as published in the Blytheville Courier News on Thursday, December 10, 2015
By TOM HENRY
The late New York Governor and democratic presidential candidate Mario Cuomo once said, “You campaign in poetry, but you govern in prose.” Perhaps never has a quote been so truthful and accurate.
We all know how ear-tickling poetry can be. It not only can make romantic girls swoon, but it can make gullible voters faint, blush and do things they normally wouldn’t do. It is language that moves the soul, stirs the heart and challenges the mind. It is always high and lofty…and impractical for everyday living.
Prose, on the other hand is defined in the Merriam-Webster Dictionary as “the ordinary language people use” or “a dull or ordinary style, quality, or condition.” It’s the voice of the common people.
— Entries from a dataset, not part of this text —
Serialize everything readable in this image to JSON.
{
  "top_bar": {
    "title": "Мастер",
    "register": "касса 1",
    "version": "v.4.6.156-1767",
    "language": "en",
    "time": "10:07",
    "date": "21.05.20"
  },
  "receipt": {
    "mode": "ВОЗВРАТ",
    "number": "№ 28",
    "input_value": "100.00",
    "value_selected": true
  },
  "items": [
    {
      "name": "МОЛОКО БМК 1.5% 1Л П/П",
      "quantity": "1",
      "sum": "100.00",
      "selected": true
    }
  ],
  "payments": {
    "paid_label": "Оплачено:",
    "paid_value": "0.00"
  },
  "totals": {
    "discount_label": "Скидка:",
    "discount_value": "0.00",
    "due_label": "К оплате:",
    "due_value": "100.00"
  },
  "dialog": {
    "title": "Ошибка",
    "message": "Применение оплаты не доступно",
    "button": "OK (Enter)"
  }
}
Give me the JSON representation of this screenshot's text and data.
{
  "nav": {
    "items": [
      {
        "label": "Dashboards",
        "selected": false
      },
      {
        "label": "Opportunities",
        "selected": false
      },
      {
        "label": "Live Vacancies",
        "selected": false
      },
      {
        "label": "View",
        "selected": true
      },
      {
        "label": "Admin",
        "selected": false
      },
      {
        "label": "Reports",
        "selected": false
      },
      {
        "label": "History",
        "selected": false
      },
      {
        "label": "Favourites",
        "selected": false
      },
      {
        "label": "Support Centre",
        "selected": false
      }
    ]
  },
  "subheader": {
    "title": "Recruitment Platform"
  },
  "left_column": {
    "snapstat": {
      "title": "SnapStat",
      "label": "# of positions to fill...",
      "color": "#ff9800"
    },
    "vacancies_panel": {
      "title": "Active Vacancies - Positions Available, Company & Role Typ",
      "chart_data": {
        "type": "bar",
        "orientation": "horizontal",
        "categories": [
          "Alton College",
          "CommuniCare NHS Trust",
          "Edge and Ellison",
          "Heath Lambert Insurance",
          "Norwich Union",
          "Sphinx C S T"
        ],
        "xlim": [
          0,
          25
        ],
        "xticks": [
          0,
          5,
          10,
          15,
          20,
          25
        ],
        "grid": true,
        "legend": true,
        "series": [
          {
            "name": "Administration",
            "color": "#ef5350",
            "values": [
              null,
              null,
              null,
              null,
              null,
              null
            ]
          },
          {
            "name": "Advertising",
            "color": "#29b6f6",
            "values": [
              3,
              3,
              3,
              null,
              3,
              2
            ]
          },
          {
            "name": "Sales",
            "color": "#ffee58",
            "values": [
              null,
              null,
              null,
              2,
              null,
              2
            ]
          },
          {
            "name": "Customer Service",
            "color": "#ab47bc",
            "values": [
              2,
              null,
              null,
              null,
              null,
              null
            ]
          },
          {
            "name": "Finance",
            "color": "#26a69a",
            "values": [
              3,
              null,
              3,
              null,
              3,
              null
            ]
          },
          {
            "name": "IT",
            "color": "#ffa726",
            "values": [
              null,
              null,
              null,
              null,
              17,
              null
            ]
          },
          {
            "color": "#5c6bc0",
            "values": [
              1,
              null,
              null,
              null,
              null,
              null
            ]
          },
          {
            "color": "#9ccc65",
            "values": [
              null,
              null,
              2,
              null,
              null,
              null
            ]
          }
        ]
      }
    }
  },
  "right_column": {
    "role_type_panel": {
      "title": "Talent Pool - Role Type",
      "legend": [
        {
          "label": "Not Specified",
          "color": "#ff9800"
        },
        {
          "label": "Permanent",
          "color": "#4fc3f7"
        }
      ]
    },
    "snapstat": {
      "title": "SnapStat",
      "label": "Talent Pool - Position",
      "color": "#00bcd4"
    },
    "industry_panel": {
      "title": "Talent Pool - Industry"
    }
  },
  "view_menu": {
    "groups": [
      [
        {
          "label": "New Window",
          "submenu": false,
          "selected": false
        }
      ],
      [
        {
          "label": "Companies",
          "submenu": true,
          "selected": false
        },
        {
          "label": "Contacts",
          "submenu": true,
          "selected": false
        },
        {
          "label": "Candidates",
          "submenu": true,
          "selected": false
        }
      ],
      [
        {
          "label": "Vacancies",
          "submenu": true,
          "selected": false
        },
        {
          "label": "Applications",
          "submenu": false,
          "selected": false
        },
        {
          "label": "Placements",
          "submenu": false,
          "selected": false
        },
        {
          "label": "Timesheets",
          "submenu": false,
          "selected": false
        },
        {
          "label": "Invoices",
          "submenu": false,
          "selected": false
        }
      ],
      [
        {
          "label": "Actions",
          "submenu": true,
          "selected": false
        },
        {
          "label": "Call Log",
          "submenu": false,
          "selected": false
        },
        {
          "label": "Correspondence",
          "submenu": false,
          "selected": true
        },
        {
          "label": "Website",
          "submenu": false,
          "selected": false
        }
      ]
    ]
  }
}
It’s telling it raw, or “straight up.” It is not art, it’s essence.
Most people say they love politicians that can identify with the “common man” or that is “one of us.” Past election results show differently, however. People vote for the slick poet, not the fat, bald, ugly, toothless guy you drink a beer with.
The problem is that our elected officials, while not to absolve them carte blanche, are primarily bi vocational and by definition . . . one of us. They are raw and live lives of prose not poetry. That became exceedingly apparent Monday evening at the Blytheville City Council meeting where they discussed Parks and Recreation, Thunder Bayou and the 2016 budget.
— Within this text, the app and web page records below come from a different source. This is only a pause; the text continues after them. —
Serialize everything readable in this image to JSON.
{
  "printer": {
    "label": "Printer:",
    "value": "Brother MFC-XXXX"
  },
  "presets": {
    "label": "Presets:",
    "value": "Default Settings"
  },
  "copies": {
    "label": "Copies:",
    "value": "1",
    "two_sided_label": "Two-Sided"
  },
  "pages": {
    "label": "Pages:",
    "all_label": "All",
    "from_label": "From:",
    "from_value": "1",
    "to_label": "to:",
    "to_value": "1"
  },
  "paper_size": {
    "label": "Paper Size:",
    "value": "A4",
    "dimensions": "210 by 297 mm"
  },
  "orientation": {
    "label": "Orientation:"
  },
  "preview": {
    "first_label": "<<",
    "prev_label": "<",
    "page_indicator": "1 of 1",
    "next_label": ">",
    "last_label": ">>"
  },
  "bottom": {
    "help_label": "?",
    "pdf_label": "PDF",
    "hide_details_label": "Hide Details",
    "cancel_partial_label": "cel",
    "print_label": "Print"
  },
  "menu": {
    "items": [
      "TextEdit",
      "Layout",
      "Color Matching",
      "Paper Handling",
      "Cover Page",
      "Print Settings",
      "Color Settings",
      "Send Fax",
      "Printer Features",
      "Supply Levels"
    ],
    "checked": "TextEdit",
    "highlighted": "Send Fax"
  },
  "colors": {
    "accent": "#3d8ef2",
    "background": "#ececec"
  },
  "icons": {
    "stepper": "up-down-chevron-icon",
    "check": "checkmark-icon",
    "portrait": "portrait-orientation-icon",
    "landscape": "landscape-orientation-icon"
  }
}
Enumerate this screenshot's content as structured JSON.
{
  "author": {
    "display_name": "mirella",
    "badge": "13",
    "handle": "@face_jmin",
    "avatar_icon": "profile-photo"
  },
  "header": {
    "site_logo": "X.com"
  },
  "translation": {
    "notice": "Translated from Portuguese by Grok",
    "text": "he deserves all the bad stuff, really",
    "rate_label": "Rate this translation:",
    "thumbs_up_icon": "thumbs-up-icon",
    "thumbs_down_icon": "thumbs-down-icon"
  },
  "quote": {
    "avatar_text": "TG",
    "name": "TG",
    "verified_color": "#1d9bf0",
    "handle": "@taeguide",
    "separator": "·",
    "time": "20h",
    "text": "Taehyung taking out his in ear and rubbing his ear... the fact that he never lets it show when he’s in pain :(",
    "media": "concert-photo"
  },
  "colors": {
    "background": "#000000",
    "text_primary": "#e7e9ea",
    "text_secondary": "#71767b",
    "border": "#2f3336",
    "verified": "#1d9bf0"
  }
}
It was something akin to a verbal group bar-fight or an aggressive game of trash-talking smash-mouth basketball on the neighborhood court. Fortunately, however there were no broken bottles to be found!
A quote by the fictional Godfather Michael Corleone (played by Al Pacino) provides us with some insight on what went wrong.
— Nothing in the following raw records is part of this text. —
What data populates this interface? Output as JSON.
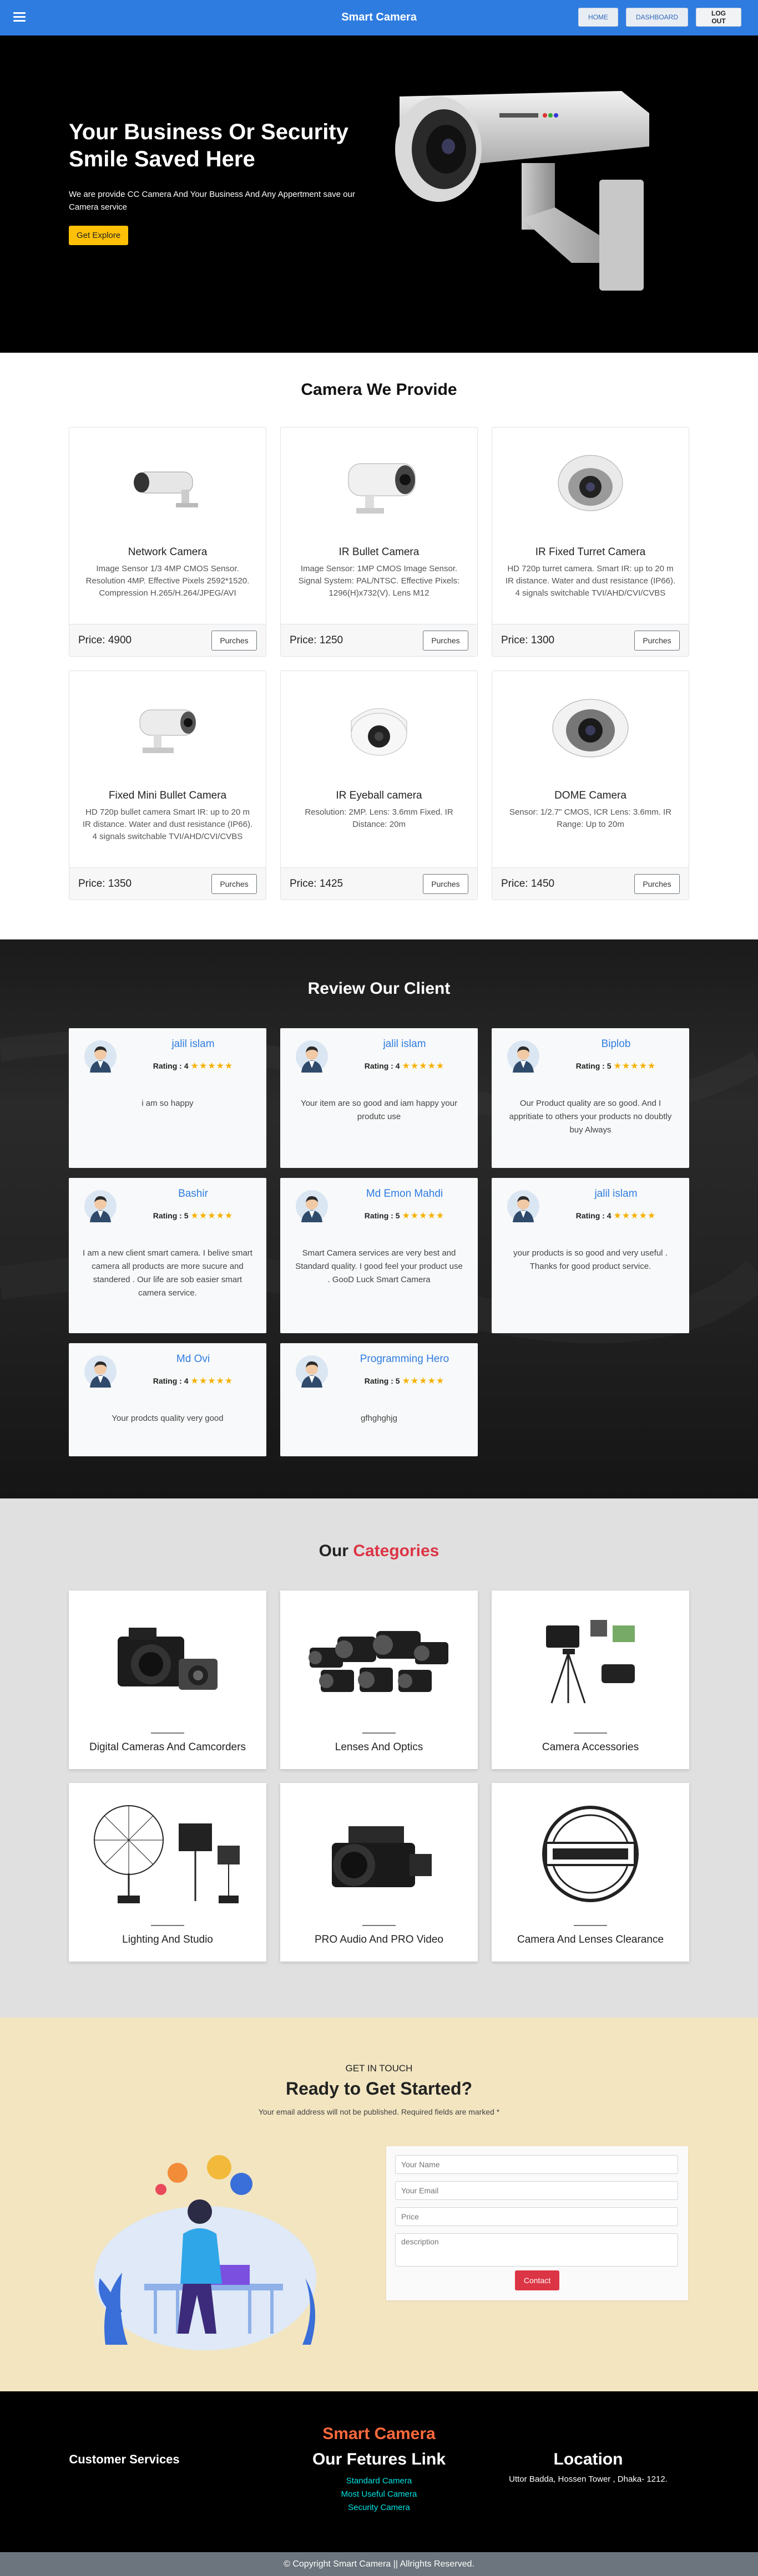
{
  "navbar": {
    "brand": "Smart Camera",
    "home": "HOME",
    "dashboard": "DASHBOARD",
    "logout": "LOG OUT",
    "bg_color": "#2f7ce0"
  },
  "hero": {
    "title": "Your Business Or Security Smile Saved Here",
    "subtitle": "We are provide CC Camera And Your Business And Any Appertment save our Camera service",
    "button": "Get Explore"
  },
  "cameras": {
    "title": "Camera We Provide",
    "purchase_label": "Purches",
    "items": [
      {
        "name": "Network Camera",
        "desc": "Image Sensor 1/3 4MP CMOS Sensor. Resolution 4MP. Effective Pixels 2592*1520. Compression H.265/H.264/JPEG/AVI",
        "price": "Price: 4900"
      },
      {
        "name": "IR Bullet Camera",
        "desc": "Image Sensor: 1MP CMOS Image Sensor. Signal System: PAL/NTSC. Effective Pixels: 1296(H)x732(V). Lens M12",
        "price": "Price: 1250"
      },
      {
        "name": "IR Fixed Turret Camera",
        "desc": "HD 720p turret camera. Smart IR: up to 20 m IR distance. Water and dust resistance (IP66). 4 signals switchable TVI/AHD/CVI/CVBS",
        "price": "Price: 1300"
      },
      {
        "name": "Fixed Mini Bullet Camera",
        "desc": "HD 720p bullet camera Smart IR: up to 20 m IR distance. Water and dust resistance (IP66). 4 signals switchable TVI/AHD/CVI/CVBS",
        "price": "Price: 1350"
      },
      {
        "name": "IR Eyeball camera",
        "desc": "Resolution: 2MP. Lens: 3.6mm Fixed. IR Distance: 20m",
        "price": "Price: 1425"
      },
      {
        "name": "DOME Camera",
        "desc": "Sensor: 1/2.7\" CMOS, ICR Lens: 3.6mm. IR Range: Up to 20m",
        "price": "Price: 1450"
      }
    ]
  },
  "reviews": {
    "title": "Review Our Client",
    "rating_label": "Rating :",
    "items": [
      {
        "name": "jalil islam",
        "rating": "4",
        "stars": "★★★★★",
        "text": "i am so happy"
      },
      {
        "name": "jalil islam",
        "rating": "4",
        "stars": "★★★★★",
        "text": "Your item are so good and iam happy your produtc use"
      },
      {
        "name": "Biplob",
        "rating": "5",
        "stars": "★★★★★",
        "text": "Our Product quality are so good. And I appritiate to others your products no doubtly buy Always"
      },
      {
        "name": "Bashir",
        "rating": "5",
        "stars": "★★★★★",
        "text": "I am a new client smart camera. I belive smart camera all products are more sucure and standered . Our life are sob easier smart camera service."
      },
      {
        "name": "Md Emon Mahdi",
        "rating": "5",
        "stars": "★★★★★",
        "text": "Smart Camera services are very best and Standard quality. I good feel your product use . GooD Luck Smart Camera"
      },
      {
        "name": "jalil islam",
        "rating": "4",
        "stars": "★★★★★",
        "text": "your products is so good and very useful . Thanks for good product service."
      },
      {
        "name": "Md Ovi",
        "rating": "4",
        "stars": "★★★★★",
        "text": "Your prodcts quality very good"
      },
      {
        "name": "Programming Hero",
        "rating": "5",
        "stars": "★★★★★",
        "text": "gfhghghjg"
      }
    ]
  },
  "categories": {
    "title_prefix": "Our",
    "title_accent": "Categories",
    "accent_color": "#dc3545",
    "items": [
      {
        "name": "Digital Cameras And Camcorders"
      },
      {
        "name": "Lenses And Optics"
      },
      {
        "name": "Camera Accessories"
      },
      {
        "name": "Lighting And Studio"
      },
      {
        "name": "PRO Audio And PRO Video"
      },
      {
        "name": "Camera And Lenses Clearance"
      }
    ]
  },
  "contact": {
    "kicker": "GET IN TOUCH",
    "title": "Ready to Get Started?",
    "note": "Your email address will not be published. Required fields are marked *",
    "name_placeholder": "Your Name",
    "email_placeholder": "Your Email",
    "price_placeholder": "Price",
    "desc_placeholder": "description",
    "button": "Contact"
  },
  "footer": {
    "brand": "Smart Camera",
    "customer_services": "Customer Services",
    "links_title": "Our Fetures Link",
    "links": [
      "Standard Camera",
      "Most Useful Camera",
      "Security Camera"
    ],
    "location_title": "Location",
    "address": "Uttor Badda, Hossen Tower , Dhaka- 1212.",
    "copyright": "© Copyright Smart Camera || Allrights Reserved."
  }
}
“It’s not personal, Sonny. It’s strictly business.” — Michael Corleone
The representative democratic form of government, especially with a hybrid town hall format thrown in, is at times extremely ugly, loud and emotional. It’s also always confrontational and often frustrating. That is all perfectly fine. The problem, however, is when people forget that it’s just business and begin taking things too personal.
I have no problems with our city leaders disagreeing with each other, department heads/subheads and/or the public. I also have no problem with them voicing their strong opinions and suggestions. It is perfectly fine for us to disagree. But to the degree to which our city leaders took things personal and starting slinging accusations and personal attacks, shame on you! You know better! If you are not disciplined enough to control your emotions and words, and if your skin is so thin that you can’t take criticism, then maybe you are in the wrong line of work.
Unfortunately, from what I can see, there are at least two overarching factions in city government at this time. Unfortunately, what makes the debates between the two factions volatile is that neither faction trusts the motivation behind the other. They do not stay on task with the business by debating the merits of the issues; they devolve into the mud hole and start slinging mud at each other, questioning motivations, making accusations of trickery and simply get their little feelings hurt. And the people cheer!
The end result is, more animosity, less trust and nothing but words and words and words. There is no need to grandstand. There is no reason to get personal in any way. There is no need to like each other for that matter. There is a need to take care of the people’s business.
I hope and pray that those from all sides during the remainder of the budgeting process take a little time and consider what is best for the entire city, and not simply the personal insult of not getting their own person’s way. As drastic as the changes are that we MUST make, there will be pains and regret. We will see cuts that hurt for a while, but they MUST come. It’s not personal, it’s just business.